Below are the entries; return every line among them that holds the word "mejor".

++++++++++++++++++++

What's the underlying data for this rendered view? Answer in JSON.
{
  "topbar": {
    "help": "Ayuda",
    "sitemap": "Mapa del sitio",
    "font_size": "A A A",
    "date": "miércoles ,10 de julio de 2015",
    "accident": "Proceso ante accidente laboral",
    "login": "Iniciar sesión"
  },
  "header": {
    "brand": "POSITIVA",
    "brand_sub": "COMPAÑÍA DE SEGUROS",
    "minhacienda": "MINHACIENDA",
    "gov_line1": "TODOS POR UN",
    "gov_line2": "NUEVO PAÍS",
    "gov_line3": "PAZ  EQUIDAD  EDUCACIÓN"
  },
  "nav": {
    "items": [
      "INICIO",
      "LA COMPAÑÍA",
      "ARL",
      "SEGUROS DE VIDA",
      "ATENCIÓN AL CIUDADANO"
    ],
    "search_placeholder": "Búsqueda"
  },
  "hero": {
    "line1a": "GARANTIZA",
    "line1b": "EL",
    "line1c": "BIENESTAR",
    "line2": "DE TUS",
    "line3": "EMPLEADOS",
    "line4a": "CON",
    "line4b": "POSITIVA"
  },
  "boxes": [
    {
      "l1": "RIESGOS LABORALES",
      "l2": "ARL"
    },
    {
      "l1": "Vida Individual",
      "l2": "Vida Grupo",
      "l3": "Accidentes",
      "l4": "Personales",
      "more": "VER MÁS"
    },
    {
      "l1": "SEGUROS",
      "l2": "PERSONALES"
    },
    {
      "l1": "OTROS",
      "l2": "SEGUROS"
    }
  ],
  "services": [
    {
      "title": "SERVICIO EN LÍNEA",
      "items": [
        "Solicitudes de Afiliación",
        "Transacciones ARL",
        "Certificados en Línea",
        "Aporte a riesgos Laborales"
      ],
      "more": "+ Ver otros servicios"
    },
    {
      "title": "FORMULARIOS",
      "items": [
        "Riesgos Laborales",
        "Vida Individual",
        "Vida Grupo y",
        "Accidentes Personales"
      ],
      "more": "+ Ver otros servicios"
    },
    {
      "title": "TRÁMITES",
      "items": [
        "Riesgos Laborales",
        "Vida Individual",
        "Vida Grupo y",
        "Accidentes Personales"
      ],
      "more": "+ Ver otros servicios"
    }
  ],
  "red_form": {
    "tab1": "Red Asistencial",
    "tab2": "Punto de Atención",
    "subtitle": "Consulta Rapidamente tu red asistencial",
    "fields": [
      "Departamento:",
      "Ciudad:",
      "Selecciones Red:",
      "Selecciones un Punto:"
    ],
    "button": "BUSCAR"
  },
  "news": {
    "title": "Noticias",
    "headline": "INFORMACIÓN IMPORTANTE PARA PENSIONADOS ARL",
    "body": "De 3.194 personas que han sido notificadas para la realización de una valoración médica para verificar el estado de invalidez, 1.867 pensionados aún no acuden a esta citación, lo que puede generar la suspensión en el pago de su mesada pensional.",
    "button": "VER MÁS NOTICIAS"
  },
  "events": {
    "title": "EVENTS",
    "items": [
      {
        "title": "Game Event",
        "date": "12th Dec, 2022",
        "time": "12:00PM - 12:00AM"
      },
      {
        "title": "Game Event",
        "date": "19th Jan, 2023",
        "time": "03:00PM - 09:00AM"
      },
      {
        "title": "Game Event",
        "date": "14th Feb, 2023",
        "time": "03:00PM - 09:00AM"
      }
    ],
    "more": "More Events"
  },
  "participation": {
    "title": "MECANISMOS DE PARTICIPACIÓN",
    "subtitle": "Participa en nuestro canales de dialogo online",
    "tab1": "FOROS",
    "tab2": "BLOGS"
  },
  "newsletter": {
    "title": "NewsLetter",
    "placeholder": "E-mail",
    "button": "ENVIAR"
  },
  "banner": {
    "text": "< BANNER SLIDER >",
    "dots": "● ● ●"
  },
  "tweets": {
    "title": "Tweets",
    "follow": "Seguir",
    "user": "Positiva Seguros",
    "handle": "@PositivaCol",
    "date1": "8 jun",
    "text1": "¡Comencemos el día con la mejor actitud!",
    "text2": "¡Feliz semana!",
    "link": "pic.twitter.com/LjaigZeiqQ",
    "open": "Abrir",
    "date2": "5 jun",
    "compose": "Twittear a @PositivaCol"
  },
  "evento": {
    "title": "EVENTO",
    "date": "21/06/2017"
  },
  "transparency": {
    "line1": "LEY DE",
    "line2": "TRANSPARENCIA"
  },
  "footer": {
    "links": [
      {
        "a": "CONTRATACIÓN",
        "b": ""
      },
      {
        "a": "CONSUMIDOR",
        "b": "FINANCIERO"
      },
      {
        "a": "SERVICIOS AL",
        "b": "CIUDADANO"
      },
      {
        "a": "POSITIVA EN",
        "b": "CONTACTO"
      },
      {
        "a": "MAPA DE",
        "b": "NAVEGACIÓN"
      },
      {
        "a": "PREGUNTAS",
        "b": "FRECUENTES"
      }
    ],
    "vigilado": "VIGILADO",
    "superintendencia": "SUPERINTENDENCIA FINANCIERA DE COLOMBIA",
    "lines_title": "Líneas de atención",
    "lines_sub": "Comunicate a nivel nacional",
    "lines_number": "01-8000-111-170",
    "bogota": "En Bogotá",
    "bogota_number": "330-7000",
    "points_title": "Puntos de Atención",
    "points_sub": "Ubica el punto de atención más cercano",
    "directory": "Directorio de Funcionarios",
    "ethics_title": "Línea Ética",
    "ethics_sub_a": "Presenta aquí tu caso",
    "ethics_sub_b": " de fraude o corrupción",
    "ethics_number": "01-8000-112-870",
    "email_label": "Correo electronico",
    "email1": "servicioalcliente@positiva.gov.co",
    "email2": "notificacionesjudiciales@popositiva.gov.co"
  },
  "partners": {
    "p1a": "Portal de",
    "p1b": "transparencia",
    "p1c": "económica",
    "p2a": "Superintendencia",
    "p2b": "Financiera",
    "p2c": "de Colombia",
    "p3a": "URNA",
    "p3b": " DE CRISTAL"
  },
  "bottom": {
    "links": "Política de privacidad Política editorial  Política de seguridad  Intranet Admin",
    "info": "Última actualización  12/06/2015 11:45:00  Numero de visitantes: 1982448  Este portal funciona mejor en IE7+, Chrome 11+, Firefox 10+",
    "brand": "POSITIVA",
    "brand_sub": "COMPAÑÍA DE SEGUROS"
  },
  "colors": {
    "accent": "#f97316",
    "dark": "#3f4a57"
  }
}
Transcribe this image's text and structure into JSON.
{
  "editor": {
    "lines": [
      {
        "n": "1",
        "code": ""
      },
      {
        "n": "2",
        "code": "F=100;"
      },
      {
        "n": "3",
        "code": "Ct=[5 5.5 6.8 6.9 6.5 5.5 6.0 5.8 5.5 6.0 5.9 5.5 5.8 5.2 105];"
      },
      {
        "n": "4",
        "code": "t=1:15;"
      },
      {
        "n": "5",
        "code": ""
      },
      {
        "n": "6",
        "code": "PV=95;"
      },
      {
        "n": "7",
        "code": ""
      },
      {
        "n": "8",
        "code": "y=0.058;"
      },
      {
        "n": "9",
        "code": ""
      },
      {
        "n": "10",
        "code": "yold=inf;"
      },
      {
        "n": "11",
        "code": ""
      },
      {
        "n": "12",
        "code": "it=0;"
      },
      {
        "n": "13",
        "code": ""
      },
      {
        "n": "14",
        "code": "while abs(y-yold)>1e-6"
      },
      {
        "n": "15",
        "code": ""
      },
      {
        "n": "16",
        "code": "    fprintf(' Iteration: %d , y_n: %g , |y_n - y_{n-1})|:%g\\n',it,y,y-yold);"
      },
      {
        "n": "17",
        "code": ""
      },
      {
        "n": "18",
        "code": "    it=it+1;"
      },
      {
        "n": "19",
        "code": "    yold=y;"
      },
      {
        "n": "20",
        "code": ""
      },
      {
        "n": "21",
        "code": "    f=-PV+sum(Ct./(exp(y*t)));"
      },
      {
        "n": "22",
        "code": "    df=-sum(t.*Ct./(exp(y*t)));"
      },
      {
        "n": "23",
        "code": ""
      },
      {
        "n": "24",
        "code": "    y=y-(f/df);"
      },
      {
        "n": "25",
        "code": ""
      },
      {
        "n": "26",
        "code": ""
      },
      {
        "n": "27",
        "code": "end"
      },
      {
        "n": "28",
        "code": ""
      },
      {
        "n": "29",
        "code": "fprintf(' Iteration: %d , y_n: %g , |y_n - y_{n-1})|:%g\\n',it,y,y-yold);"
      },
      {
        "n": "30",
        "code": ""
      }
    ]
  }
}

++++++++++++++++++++

**Task solution:**
    "text1": "¡Comencemos el día con la mejor actitud!",
    "info": "Última actualización  12/06/2015 11:45:00  Numero de visitantes: 1982448  Este portal funciona mejor en IE7+, Chrome 11+, Firefox 10+",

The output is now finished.